Krause described the first meetings as “very productive” — and illuminating. “In many cases, the presidents just didn’t know” about their programs’ shortcomings, he said.

Teacher quality is considered a driving factor in students’ success, making the quality of teacher preparation programs a front-burner issue in Tennessee.  A 2016 report said only a handful of the state’s programs are consistently preparing teachers to improve student achievement based on Tennessee’s TVAAS measure. The State Board’s new grading system also highlighted weaknesses based on racial diversity, candidates’ ACT scores, and whether they are producing teachers for high-need areas such as special education.

Reading instruction is another big challenge.

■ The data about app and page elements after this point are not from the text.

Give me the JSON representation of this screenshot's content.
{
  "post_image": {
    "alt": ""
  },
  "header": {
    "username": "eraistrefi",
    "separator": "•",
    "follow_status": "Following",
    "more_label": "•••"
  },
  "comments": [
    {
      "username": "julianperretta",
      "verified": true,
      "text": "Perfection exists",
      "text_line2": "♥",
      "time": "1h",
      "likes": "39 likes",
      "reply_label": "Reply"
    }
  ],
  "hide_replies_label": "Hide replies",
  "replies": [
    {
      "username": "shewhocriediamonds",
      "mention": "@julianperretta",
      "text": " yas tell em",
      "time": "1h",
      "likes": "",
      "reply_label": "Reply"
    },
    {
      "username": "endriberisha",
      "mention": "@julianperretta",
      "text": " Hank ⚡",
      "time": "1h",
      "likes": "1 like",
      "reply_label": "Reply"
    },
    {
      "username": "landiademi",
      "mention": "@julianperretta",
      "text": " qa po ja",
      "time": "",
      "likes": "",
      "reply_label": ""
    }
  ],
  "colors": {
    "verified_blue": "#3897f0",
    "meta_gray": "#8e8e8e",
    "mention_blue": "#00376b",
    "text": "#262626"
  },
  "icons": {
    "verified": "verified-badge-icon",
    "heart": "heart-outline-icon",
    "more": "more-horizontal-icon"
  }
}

In a state where only a third of students are considered proficient in reading, new teachers are arriving in classrooms ill-prepared to instruct students on Tennessee’s new reading standards. The state is working with higher education institutions so their faculty can take the same professional development on literacy that working teachers are taking.

But for the most part, the State Board has limited levers for improving the quality of teacher prep. The biggest hammer comes every seven years when each program undergoes a comprehensive review for licensure. (In 2014, the state raised its standards and revised its measures for effectiveness to include data such as placement, retention and employer satisfaction.)

Chancellor Keith Carver

Tennessee-Martin Chancellor Keith Carver said his school took its last state report card to heart. As a result of its overall score of 2 out of a possible 4, the university hired an assessment coordinator to help guide decisions based on data. “It’s a really good baseline for improving,” he said of the report card. “We’ve got some work to do in our diversity profile.”

Tennessee’s teacher candidates are overwhelmingly white and female. Of those who completed Tennessee’s programs in 2016, only 14 percent identified themselves as non-white, compared with 36 percent of the state’s student population.

“Colleges of education will not stumble into diversity. There has to be a very intentional effort,” Krause said.

View the full presentation from Tuesday’s legislative hearing below.